Sorry you are going through all this and I hope it helps to know you're not alone. I'm dealing with a somewhat similar situation at the moment and it seems California and Ohio laws are not that different, so have been wracking my brain for anything that could help both of us. All the best to you!

Originally posted by @Chris Reynolds :

@brian G there has been some great advise and some not so great advice here. Let me start by saying he was current with rent until this month, at which time I gave him 30 days notice that the month to month tenancy was being ended, that will reach its 30 days On August 1st. I have filed the proper paperwork the day I found out he was deciding to stay (and was late with rent) 

To the people saying to plan for this... Again, I ask the question who here can support a house with a 15 year mortgage when you won't receive any rental income (was cash positive when tenant was paying) for 9 to 12 months, coupled with the fact that you have to come out of pocket for legal expenses? I've been around and evicted people and to eat 2 or 3 months is usually worst case senerio (considering you have good insurance and an umbrella policy for injury, or vandalism) this a month ago was unthinkable that this was even a possibility. 

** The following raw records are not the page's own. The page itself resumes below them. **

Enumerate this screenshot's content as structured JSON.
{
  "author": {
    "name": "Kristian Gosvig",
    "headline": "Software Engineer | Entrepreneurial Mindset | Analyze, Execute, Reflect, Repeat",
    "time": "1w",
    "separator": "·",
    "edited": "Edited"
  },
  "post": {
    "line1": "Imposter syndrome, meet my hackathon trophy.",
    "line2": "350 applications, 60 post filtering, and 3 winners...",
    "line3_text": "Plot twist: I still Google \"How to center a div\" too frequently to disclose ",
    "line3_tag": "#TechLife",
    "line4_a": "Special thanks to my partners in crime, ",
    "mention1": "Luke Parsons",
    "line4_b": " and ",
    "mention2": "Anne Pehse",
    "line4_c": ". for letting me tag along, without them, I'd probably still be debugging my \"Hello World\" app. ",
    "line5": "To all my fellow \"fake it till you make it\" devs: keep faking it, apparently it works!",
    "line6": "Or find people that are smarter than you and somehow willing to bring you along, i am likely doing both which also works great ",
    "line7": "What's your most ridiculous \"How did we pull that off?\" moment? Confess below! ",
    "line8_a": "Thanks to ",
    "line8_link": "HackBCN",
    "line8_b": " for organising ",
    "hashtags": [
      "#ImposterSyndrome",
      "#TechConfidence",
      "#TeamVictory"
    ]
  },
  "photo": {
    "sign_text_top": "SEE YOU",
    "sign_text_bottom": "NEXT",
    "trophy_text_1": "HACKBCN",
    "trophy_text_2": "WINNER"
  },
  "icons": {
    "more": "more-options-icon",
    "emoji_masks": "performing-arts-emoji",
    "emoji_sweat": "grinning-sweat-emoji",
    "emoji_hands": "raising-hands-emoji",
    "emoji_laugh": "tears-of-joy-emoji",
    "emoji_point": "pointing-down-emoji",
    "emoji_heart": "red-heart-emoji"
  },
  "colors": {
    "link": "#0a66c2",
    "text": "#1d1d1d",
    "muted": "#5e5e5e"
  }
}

As an update I called the police to ask about going in the house with dogs and they said if you let the dog out you can be sued, if you feed the dog and he becomes sick, you can be sued, if you go in the house (with proper notice) and the animal attacks you and you harm the animal...you guessed it you can be sued. The cops and animal control told me they would not help because they didn't want to open themselves up for any liability or lawsuits. (didn't tell them he was a lawyer)

I will be trying to sell the house (as I did a good job buying it, and have equity) while also pursuing him for eviction and whatever comes first is most likely what I will go with. I will be reporting him to the bar association. 

Thank you for all the comments and advice. I especially think the best advice is to have a waiver for a jury trial and will be having all new leases/renewals sign that piece of paper, as I would recommend to everyone.

I know this isn't particularly helpful, but "you can be sued" for just about anything you do, ever, in a landlord capacity.  Getting sued doesn't mean they'll win, but the possibility of it is just a facet of doing business.

Good luck with this awful situation.

Originally posted by @Chris Reynolds :
"...How many of you can keep a rental for a year with no income while still paying insurance, taxes, water, sewer, and oh yeah lawyers fees above and beyond that all while taking time out of your day to go to court on and off again for months..."

 So let me introduce you to @Will Barnard and his 4 YEAR battle with squatters...

The Occupants from Hell!

Correction: 4 years and...5 months now I believe?

I had no idea these type of things went on to this capacity.

Originally posted by @Chris Reynolds :

As an update I called the police to ask about going in the house with dogs and they said if you let the dog out you can be sued, if you feed the dog and he becomes sick, you can be sued, if you go in the house (with proper notice) and the animal attacks you and you harm the animal...you guessed it you can be sued. The cops and animal control told me they would not help because they didn't want to open themselves up for any liability or lawsuits. (didn't tell them he was a lawyer)

The police aren't lawyers, and they should never have had answered your question like that. I think what they meant to say was that they aren't in the position to help in this situation, vs. advising you on the legal civil ramifications, as they tried. Better to talk to a lawyer about what you can and cannot do.

Can I ask how the conversation reached a point where he told you he is going to request a jury trial?

Create Lasting Wealth Through Real Estate

Join the millions of people achieving financial freedom through the power of real estate investing

Start here